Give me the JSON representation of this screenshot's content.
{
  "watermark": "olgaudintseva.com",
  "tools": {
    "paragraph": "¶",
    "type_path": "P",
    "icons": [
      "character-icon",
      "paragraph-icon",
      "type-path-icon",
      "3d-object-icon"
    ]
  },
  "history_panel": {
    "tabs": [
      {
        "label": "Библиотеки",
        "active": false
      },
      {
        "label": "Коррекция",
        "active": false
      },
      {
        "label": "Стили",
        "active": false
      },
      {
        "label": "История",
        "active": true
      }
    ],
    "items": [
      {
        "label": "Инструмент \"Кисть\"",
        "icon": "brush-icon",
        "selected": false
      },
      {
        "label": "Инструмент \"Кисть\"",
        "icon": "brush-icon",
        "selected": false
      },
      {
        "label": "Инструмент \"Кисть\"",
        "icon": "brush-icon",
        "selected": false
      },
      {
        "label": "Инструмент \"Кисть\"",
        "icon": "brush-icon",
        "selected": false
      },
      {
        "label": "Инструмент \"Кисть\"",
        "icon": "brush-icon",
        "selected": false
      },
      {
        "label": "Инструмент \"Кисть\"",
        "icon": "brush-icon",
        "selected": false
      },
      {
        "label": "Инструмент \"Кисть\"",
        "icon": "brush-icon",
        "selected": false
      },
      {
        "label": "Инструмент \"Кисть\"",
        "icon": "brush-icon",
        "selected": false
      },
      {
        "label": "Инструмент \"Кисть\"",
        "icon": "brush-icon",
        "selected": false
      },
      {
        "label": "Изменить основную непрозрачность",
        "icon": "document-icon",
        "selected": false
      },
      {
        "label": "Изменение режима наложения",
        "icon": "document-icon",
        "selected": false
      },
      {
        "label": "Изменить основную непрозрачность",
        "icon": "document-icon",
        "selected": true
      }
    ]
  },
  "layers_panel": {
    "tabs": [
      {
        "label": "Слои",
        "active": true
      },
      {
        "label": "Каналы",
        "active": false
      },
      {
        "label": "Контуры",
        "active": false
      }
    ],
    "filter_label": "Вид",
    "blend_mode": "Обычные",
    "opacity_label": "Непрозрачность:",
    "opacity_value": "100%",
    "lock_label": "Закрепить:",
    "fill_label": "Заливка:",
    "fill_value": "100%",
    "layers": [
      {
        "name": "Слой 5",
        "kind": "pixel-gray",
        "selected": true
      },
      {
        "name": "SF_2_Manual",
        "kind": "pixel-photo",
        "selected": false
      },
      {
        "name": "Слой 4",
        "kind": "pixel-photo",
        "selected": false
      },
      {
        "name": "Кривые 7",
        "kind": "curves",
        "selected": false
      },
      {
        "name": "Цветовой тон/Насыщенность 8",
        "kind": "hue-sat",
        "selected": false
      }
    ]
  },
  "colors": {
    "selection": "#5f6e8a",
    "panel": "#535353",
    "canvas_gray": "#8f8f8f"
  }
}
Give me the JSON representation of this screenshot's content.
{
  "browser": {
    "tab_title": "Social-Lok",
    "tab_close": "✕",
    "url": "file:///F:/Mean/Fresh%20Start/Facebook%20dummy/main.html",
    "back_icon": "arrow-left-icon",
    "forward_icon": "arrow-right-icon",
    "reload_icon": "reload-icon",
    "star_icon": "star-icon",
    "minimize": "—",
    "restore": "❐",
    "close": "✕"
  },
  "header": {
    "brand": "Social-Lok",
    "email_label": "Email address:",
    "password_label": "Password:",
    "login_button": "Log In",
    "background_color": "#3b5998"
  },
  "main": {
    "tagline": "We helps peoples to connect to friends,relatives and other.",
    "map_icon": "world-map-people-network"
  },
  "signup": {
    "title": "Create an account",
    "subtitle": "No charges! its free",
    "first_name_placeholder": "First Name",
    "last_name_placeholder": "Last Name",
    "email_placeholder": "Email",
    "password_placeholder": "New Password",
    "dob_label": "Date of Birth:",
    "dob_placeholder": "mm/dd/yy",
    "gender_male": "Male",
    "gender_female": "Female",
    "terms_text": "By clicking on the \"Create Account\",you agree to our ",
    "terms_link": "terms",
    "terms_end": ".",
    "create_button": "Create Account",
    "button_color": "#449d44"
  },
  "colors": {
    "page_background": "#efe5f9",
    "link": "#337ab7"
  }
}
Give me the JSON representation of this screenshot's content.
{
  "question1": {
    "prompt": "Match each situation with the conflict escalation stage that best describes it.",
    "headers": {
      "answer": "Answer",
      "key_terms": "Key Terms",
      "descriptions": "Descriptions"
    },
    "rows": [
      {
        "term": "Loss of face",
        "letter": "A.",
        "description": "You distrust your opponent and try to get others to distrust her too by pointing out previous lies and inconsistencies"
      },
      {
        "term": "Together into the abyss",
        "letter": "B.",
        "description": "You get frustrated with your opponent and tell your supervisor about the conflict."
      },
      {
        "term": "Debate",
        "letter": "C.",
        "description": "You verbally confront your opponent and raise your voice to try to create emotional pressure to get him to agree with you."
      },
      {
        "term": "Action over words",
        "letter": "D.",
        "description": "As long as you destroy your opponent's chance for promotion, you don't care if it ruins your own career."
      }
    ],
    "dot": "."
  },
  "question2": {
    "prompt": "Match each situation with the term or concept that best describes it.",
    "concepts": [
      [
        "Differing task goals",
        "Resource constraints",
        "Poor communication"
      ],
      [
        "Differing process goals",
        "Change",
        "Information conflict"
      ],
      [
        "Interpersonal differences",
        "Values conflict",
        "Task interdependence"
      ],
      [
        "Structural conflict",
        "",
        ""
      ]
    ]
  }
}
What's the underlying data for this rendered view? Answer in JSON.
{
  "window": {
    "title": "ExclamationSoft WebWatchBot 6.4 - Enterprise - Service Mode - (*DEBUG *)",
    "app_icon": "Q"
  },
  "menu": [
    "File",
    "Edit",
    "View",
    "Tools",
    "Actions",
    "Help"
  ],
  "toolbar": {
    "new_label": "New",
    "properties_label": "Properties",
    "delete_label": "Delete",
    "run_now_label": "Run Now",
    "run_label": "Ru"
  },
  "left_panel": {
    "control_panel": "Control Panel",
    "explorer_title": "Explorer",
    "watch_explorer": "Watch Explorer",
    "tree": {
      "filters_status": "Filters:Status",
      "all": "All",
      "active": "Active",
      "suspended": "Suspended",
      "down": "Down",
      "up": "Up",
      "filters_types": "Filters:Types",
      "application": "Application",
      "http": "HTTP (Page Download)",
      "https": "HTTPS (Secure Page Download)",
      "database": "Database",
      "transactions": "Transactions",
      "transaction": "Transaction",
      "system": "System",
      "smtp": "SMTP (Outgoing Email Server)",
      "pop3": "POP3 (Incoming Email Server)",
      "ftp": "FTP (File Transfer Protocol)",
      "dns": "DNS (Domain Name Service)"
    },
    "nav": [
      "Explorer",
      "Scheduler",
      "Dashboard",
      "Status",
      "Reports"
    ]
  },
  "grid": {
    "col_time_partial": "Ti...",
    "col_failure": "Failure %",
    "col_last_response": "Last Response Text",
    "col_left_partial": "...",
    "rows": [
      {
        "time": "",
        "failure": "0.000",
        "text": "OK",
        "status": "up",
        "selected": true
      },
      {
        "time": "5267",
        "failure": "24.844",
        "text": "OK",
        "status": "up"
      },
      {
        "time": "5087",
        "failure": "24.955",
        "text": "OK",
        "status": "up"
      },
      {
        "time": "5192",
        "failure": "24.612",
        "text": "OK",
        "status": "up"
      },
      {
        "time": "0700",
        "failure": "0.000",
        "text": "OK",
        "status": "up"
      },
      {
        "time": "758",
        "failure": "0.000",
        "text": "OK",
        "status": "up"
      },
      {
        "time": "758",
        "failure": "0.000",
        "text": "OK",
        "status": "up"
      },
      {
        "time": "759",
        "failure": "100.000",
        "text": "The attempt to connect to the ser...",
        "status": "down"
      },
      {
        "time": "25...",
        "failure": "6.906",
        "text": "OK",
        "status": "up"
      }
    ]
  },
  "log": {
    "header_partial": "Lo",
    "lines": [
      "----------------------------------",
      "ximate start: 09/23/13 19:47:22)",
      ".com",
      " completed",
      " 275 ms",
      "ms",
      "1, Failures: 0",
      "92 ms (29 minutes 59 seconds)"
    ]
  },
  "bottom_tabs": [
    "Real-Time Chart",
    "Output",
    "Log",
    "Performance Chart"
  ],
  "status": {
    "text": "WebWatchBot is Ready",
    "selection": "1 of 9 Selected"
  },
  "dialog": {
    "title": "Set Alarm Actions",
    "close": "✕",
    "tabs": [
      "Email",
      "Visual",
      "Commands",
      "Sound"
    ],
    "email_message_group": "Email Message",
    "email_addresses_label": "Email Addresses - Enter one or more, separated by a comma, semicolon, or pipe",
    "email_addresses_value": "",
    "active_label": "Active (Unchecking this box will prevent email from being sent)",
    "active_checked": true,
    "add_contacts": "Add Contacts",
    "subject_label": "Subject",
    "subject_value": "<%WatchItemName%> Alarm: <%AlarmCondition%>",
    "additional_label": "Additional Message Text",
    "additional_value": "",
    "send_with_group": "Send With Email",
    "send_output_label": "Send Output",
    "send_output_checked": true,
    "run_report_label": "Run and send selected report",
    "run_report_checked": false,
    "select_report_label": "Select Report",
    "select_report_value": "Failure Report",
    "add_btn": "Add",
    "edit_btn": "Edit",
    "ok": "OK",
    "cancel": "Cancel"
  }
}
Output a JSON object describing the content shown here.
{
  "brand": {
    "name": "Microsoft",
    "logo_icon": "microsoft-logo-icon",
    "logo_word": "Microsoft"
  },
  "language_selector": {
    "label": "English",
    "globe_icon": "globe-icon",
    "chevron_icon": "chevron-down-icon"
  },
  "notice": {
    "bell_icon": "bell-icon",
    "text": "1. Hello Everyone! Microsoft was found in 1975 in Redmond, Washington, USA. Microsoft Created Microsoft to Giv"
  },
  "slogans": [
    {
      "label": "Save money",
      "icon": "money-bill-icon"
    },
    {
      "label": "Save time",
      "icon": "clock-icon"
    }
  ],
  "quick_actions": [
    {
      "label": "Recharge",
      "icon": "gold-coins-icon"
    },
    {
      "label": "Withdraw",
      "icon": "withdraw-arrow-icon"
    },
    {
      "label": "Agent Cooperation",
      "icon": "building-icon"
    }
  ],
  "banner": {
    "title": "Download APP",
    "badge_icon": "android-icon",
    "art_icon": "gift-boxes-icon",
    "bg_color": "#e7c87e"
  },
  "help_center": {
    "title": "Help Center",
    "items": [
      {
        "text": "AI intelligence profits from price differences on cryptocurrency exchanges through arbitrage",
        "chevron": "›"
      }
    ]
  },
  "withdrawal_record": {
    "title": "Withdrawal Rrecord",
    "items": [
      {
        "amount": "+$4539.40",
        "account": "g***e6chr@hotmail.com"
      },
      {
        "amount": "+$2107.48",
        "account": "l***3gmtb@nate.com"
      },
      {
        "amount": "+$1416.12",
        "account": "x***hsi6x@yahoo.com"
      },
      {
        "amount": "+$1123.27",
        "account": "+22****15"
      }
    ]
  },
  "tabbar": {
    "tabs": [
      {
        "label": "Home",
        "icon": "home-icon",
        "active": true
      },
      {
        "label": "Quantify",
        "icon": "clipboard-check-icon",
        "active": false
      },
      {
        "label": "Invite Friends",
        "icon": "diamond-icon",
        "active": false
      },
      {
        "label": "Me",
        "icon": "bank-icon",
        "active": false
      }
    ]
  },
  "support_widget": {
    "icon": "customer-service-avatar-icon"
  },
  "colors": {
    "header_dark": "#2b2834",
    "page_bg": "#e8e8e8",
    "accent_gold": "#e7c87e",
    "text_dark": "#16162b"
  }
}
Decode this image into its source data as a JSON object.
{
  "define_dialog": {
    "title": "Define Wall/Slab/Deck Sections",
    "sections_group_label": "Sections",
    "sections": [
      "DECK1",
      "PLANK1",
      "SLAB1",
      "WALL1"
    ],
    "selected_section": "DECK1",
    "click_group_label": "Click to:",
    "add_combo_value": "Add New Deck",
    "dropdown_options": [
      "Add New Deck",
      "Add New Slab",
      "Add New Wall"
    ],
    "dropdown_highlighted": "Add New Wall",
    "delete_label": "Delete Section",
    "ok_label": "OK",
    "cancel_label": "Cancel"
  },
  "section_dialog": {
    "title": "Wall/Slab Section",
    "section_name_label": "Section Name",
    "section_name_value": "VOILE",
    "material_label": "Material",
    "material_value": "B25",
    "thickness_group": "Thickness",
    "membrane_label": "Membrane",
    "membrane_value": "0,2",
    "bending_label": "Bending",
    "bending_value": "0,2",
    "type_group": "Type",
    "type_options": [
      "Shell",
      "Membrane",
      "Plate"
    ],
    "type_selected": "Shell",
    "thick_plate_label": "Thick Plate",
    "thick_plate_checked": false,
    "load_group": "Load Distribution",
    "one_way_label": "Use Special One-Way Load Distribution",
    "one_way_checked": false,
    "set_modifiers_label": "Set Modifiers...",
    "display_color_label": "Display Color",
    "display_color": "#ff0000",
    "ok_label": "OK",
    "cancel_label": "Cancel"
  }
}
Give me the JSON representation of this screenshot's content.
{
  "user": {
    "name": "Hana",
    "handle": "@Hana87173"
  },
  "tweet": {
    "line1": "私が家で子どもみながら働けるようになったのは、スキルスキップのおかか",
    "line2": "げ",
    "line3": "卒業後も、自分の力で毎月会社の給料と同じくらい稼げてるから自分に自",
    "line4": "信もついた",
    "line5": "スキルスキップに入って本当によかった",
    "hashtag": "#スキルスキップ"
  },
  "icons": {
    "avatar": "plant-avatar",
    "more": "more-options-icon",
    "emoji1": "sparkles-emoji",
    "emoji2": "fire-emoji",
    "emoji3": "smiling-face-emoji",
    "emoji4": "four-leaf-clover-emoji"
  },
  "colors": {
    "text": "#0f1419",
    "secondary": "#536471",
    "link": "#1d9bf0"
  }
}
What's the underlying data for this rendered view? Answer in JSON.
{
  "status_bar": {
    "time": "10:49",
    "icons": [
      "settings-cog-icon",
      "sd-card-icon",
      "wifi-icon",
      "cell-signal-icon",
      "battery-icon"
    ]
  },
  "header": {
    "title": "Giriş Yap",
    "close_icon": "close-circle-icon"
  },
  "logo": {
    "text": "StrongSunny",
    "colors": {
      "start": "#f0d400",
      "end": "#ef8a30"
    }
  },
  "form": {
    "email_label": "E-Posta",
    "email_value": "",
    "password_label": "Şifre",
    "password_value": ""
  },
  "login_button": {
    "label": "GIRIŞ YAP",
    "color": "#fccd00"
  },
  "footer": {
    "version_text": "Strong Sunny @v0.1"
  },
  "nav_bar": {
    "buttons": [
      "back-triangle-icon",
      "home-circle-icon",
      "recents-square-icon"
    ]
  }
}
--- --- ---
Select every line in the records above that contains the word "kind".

        "kind": "pixel-gray",
        "kind": "pixel-photo",
        "kind": "pixel-photo",
        "kind": "curves",
        "kind": "hue-sat",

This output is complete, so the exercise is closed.